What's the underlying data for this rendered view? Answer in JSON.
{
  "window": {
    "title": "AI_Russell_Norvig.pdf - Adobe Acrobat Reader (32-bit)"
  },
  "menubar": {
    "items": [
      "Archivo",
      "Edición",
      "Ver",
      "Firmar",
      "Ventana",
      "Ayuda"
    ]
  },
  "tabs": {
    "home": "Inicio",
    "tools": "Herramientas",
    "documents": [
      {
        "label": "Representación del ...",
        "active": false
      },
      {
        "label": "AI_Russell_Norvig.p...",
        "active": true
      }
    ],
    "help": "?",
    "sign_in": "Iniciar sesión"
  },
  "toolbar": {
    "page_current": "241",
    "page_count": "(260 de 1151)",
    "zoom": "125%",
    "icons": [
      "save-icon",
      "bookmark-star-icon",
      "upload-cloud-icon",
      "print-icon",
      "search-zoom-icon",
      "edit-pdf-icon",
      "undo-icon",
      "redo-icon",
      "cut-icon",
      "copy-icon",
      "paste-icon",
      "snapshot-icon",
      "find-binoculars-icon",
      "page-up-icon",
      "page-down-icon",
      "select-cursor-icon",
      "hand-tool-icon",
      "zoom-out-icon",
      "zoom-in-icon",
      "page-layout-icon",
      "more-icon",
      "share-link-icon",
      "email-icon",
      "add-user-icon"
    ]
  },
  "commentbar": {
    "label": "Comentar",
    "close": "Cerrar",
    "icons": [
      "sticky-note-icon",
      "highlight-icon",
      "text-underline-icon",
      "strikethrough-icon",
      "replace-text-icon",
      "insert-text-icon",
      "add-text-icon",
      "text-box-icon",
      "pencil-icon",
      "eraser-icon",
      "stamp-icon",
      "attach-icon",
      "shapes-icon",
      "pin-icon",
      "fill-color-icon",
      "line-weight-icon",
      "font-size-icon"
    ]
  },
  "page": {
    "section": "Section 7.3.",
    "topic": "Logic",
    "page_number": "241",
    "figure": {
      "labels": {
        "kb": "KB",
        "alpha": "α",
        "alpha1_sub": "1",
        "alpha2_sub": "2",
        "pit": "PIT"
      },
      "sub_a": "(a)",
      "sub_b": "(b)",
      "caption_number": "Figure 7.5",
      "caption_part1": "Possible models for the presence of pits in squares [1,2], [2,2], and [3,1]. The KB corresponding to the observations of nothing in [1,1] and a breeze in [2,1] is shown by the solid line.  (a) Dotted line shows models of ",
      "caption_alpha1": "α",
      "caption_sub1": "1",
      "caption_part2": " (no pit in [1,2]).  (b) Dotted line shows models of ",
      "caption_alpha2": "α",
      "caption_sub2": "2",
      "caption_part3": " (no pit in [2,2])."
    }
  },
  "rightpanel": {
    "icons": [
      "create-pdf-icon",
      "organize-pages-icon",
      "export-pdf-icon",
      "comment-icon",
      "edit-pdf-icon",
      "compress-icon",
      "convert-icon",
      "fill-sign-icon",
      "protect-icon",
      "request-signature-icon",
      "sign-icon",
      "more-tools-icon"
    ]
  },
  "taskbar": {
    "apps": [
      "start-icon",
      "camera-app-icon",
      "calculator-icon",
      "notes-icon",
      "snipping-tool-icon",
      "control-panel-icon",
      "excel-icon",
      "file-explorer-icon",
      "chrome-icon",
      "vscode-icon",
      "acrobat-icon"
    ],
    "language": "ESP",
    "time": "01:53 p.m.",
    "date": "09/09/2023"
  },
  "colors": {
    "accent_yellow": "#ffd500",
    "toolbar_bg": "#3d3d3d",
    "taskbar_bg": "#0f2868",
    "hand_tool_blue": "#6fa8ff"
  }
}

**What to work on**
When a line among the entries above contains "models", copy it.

**Solution to the problem**
      "caption_part1": "Possible models for the presence of pits in squares [1,2], [2,2], and [3,1]. The KB corresponding to the observations of nothing in [1,1] and a breeze in [2,1] is shown by the solid line.  (a) Dotted line shows models of ",
      "caption_part2": " (no pit in [1,2]).  (b) Dotted line shows models of ",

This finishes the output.